AP: How did you get started in the movie industry?
DF: Kickboxing opened up a big door for me. My brother Bruce was a musician back in the day. He was playing music at a bar in Wilmington. A guy came in once to the bar, and he was a special effects producer, and my brother Bruce and his friend got a part in that movie and told them about me. So I went down to Wilmington to audition for that and got the part. Then it just went from there.
AP: Do you still work on movies?
DF: Yeah, I still do it. I’m not actively pursuing it but I still do it. Had to get two brand-new hips three years ago. It’s like a new lease on life.
AP: Was it hard to recover from?
AP: Do you attribute that to being in shape?
I think it helped, sure. I did all the rehab and had family help during my recovery. You hear good stories and bad stories about hips, but my experience has been positive all the way around.
AP: Is there anything you did in your 20s that you can’t do now?
DF: (nods) I used to jump off stuff. Jump off houses and stuff. I’m somewhat limited now because of my hips, but just a little.
AP: What do you think it takes to be good at boxing?
DF: You got a lot going on right there. You have to not mind getting hit. Everyone wants to box until they get hit upside the head one time. And as you’re starting to find out, it’s physical. It takes a lot to box. Physical. A lot of people say it’s 10% physical and 90% mental, but I don’t believe that. It’s physical. You’ve got to be in shape. Fighters will lose a fight because one guy is in better shape than another guy. I noticed when I was training, mentally when you know you can go 12 rounds at full-speed, you don’t have to worry about it. So being in physical shape means you don’t worry.
I had one fight. I fought a kid in Fayetteville…he was the toughest fight in my life – and it was the only fight in my life that I just had to lay around the next day and do nothing.
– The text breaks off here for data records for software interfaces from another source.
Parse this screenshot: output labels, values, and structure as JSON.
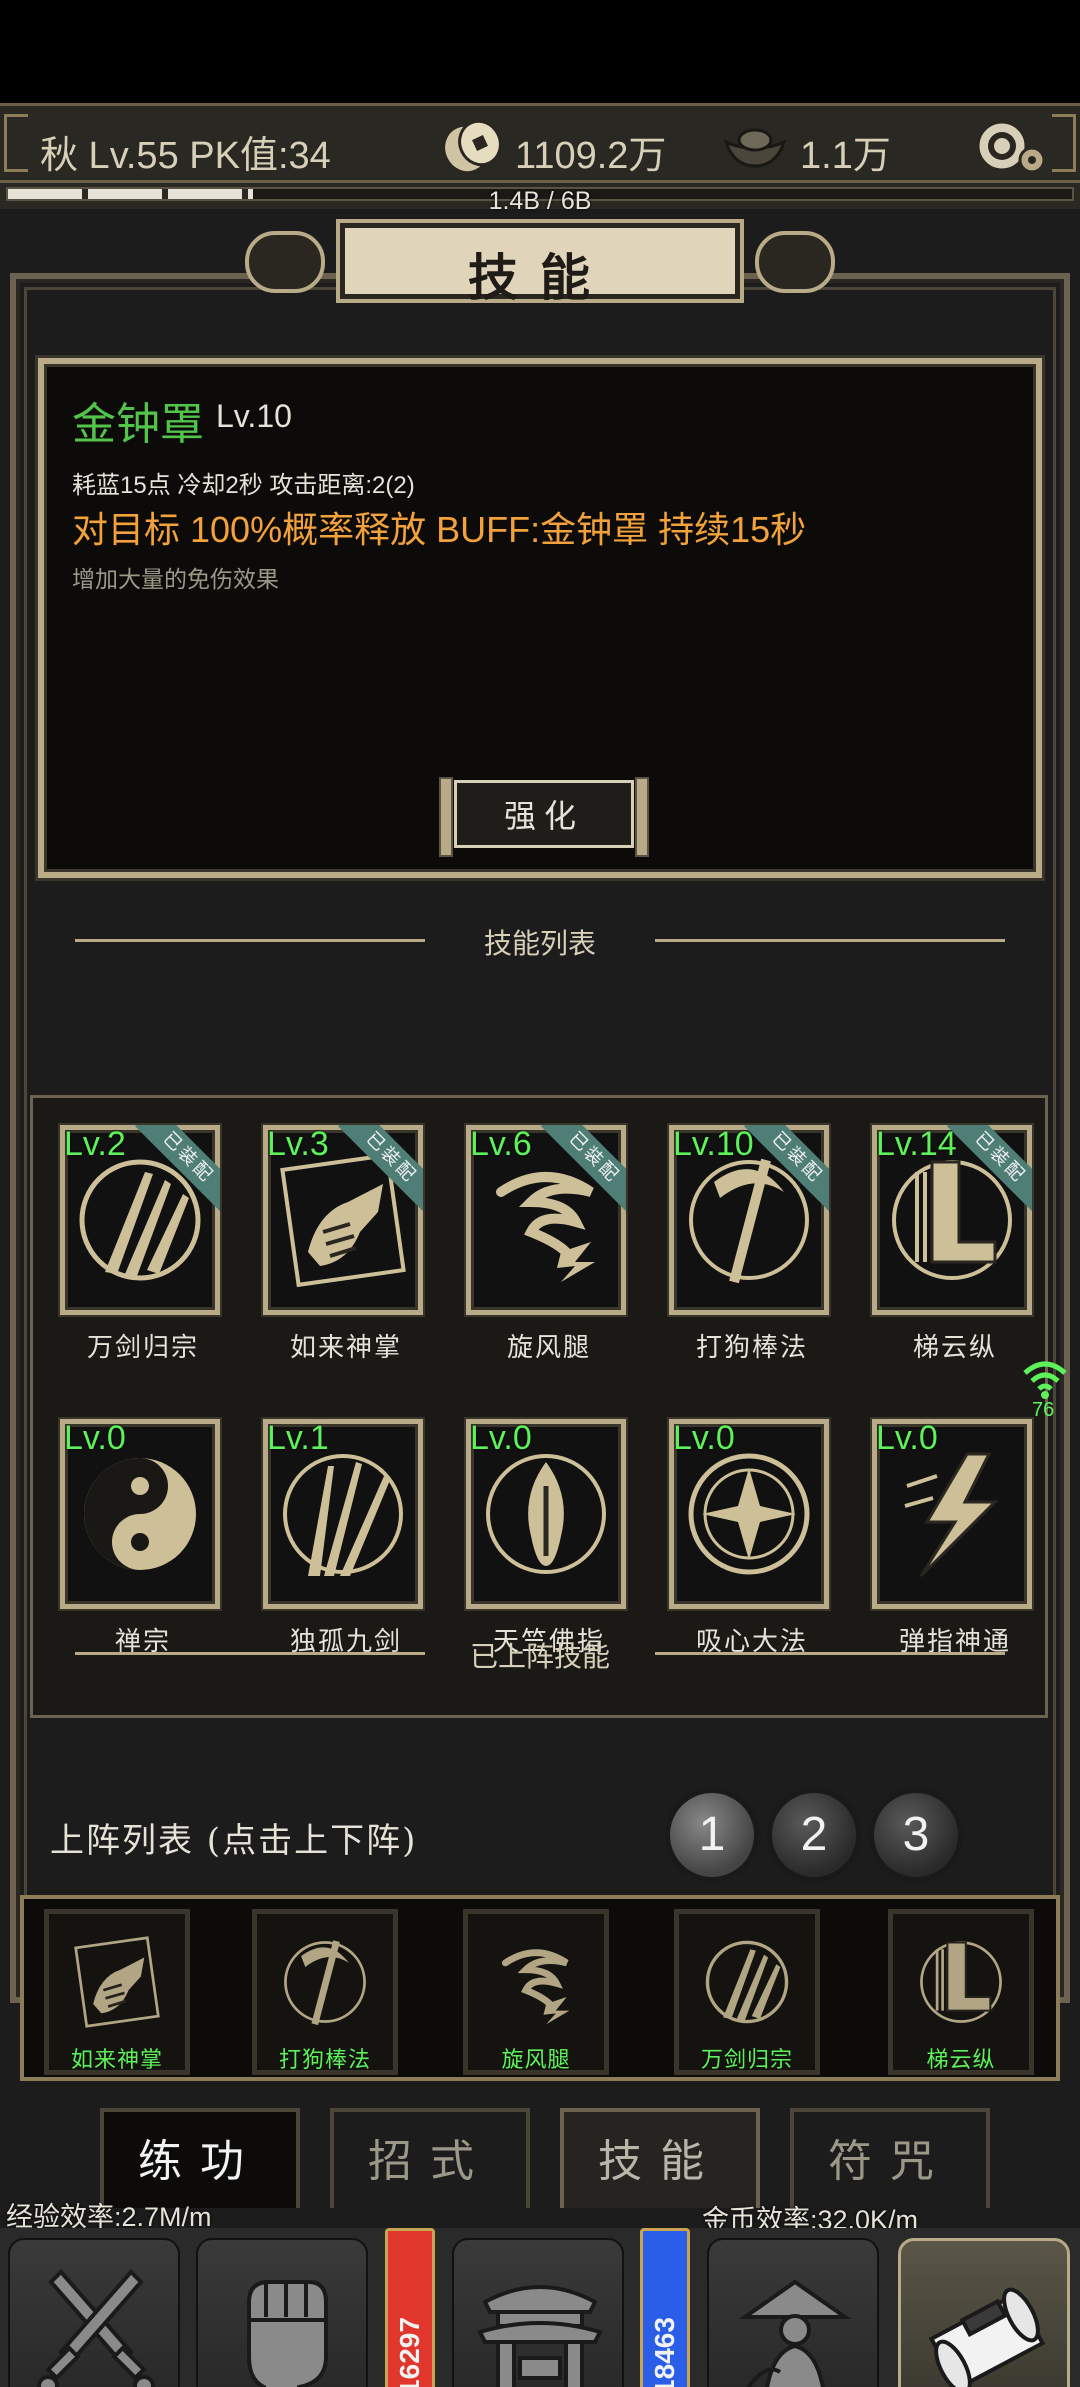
{
  "header": {
    "player_info": "秋  Lv.55 PK值:34",
    "coins": "1109.2万",
    "ingots": "1.1万",
    "storage": "1.4B / 6B",
    "storage_fraction": 0.23
  },
  "title": "技能",
  "detail": {
    "name": "金钟罩",
    "level": "Lv.10",
    "stats": "耗蓝15点 冷却2秒 攻击距离:2(2)",
    "effect": "对目标 100%概率释放 BUFF:金钟罩 持续15秒",
    "description": "增加大量的免伤效果",
    "enhance_label": "强化"
  },
  "skill_list_title": "技能列表",
  "skills": [
    {
      "level": "Lv.2",
      "name": "万剑归宗",
      "equipped": true,
      "tag": "已装配"
    },
    {
      "level": "Lv.3",
      "name": "如来神掌",
      "equipped": true,
      "tag": "已装配"
    },
    {
      "level": "Lv.6",
      "name": "旋风腿",
      "equipped": true,
      "tag": "已装配"
    },
    {
      "level": "Lv.10",
      "name": "打狗棒法",
      "equipped": true,
      "tag": "已装配"
    },
    {
      "level": "Lv.14",
      "name": "梯云纵",
      "equipped": true,
      "tag": "已装配"
    },
    {
      "level": "Lv.0",
      "name": "禅宗",
      "equipped": false
    },
    {
      "level": "Lv.1",
      "name": "独孤九剑",
      "equipped": false
    },
    {
      "level": "Lv.0",
      "name": "天竺佛指",
      "equipped": false
    },
    {
      "level": "Lv.0",
      "name": "吸心大法",
      "equipped": false
    },
    {
      "level": "Lv.0",
      "name": "弹指神通",
      "equipped": false
    }
  ],
  "wifi_value": "76",
  "lineup_title": "已上阵技能",
  "lineup_label": "上阵列表 (点击上下阵)",
  "pages": [
    "1",
    "2",
    "3"
  ],
  "lineup": [
    "如来神掌",
    "打狗棒法",
    "旋风腿",
    "万剑归宗",
    "梯云纵"
  ],
  "tabs": [
    "练功",
    "招式",
    "技能",
    "符咒"
  ],
  "rates": {
    "exp": "经验效率:2.7M/m",
    "gold": "金币效率:32.0K/m"
  },
  "nav": {
    "battle": "战斗",
    "character": "角色",
    "red_flag": "16297",
    "sect": "师门",
    "blue_flag": "18463",
    "wander": "闯荡",
    "practice": "练功"
  },
  "colors": {
    "accent_gold": "#b9ab88",
    "level_green": "#5df25a",
    "effect_orange": "#f3a13a",
    "equipped_ribbon": "#4f7e77"
  }
}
He just kept coming. He just kept coming. I had to fight hard for 12 rounds. I had bruises. He was cut in several places. It was just a hard, hard fight.
AP: Who won?
DF: I did. I was defending my title actually.
AP: Is there a loss that stands out to you?
DF: When I lost my title in Atlantic City, I was sick. I had to weigh in at 135, and I had to lose some weight. That was hard. A week or two before a fight, because you’re doing everything you can to make weight, my whole immune system was weak. If I sat next to someone who had a cold, I’d get it. I would have to go a whole 24-hours without eating or drinking anything. It was hard for me to get to 135. As soon as I stepped off the scale, I’d start drinking. When I lost my title, we weighed in sooner, and I didn’t have that 24-hour period to recover a little.
I also won some fights when I was sick. But every fight I’ve lost, it’s been because I wasn’t 100%. I was sick. Had something going on. But that’s part of it.
AP: Before we go, can you leave us with one final thought? What is the biggest limitation people have in terms of being in shape or doing what they want to do physically?
DF: Probably their mental attitude. That’s the beautiful thing about working out. I like to workout. I enjoy it. A lot of people don’t. That’s probably why I did as well as I did kickboxing and am as healthy as I am now.
Sunshine’s Tips for Getting Into Shape Even if You’re Starting in Grade 1
- 1. Don’t do any exercise that hurts. There are plenty of alternatives, and work with someone who knows how to cater a workout for you. If we do an exercise that hurts your back, for example, there are a lot of exercises we can do to compensate.
- 2. There is always an exercise for everyone. Some people need to just swim. I’m a big fan of riding a bicycle. Some people can do weights.
- 3. Build strength gradually. It takes time. Be patient and keep working
- at it.
- 4. Be consistent. When I think of how I worked up to 12 rounds of boxing, it’s amazing. I didn’t start out that way. I thought going three rounds…well, I thought that was tough. But then I just kept going, and in the end, anyone who fought with me knew they had to go the whole 12 rounds.
- 5. Listen to your body. There will be things you can do and can’t do. Your body will tell you.